Riding the South

The blog of Scott and Jenny Morris

March 14, 2016

My Irish eyes

are smiling

By Jenny Morris

On Thursday I won’t be wearing Kelly green for St. Patrick’s Day (I don’t look good in it) and I don’t own any orange (Roll Tide). But my Irish eyes will be smiling — probably because of something Daughter No. 2 says to me.

When her maternal grandmother returned to our ancestral County Cork years ago to kiss the Blarney stone (see blurred photographic evidence above), I figured the “gift of eloquence” as Blarney Castle’s website describes it, or the “ability to flatter and deceive without offense” as some envious non-Irish person put it, would pass on to future generations.
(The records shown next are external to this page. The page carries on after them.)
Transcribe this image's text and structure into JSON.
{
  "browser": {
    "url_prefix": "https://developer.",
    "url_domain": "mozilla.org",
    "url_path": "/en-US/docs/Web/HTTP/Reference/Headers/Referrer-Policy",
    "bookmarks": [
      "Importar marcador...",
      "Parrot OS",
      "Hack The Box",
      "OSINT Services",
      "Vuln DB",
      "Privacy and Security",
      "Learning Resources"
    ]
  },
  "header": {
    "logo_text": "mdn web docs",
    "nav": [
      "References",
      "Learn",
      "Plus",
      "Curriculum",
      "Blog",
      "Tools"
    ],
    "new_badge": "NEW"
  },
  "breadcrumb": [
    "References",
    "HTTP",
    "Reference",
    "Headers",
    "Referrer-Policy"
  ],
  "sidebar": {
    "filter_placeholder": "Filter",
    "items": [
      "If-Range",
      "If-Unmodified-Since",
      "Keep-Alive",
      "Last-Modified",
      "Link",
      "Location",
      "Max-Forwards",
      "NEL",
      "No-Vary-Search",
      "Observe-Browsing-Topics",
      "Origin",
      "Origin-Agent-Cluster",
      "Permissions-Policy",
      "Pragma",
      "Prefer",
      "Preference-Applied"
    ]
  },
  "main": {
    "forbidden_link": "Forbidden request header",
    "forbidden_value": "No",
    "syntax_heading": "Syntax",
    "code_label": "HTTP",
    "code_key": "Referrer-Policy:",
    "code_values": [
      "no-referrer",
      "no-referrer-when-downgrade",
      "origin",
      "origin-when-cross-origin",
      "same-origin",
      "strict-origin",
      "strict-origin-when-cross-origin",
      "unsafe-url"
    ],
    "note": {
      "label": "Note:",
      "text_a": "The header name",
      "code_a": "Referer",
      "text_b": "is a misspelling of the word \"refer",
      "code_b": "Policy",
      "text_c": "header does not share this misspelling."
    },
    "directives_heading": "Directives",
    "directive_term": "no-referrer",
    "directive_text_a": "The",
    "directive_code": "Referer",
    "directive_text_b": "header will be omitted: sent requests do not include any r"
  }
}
In my estimation my progeny had a double advantage already. 1. Their grandmothers are each ½ Irish.  2. Though two of them were born outside the South, I got them all home as soon as I could. I figured learning Southern as a second language wouldn’t be so hard if the children were young enough.

And those of us who acquired it natively know speaking Southern has very little to do with any accent. Bless our hearts, our hospitality and hypocrisy are kissing cousins, and pretty close to what the Irish call blarney.

But our youngest, born in New York not far from the City itself, showed little interest in either Irish or Southern. In fact, in many regards, she is a plain-spoken Yankee.

Over the last decade I’ve collected several points of evidence in support of my assertion.

Exhibit A: At a routine parent-teacher conference, I learned Daughter No. 2 had turned to her first grade reading coach during their session that day and announced, “This school is full of problems for me, and you’re one of them.”

Exhibit B: Upset about attending a funeral, I got snippy with her, then turned to apologize. “I’m sorry, but you know the stress about visiting when there’s a dead person —” I started to say. “Yes,” she said, “the live people who will be there.”

Exhibit C: And then there’s her propensity to dispense with any niceties in answering her older sister: “If you want to know what we were talking about, you’ll have to ask Mom. I’m pretty sure it falls under the category of stuff we’re not supposed to tell you until you are emotionally more stable.”

So if you want a straight answer, consider contacting Daughter No. 2. Her willingness to speak the truth without any sugar on top marks her as an outsider more than any accent, transplanted Southerner status and Irish roots notwithstanding. But she always makes me smile.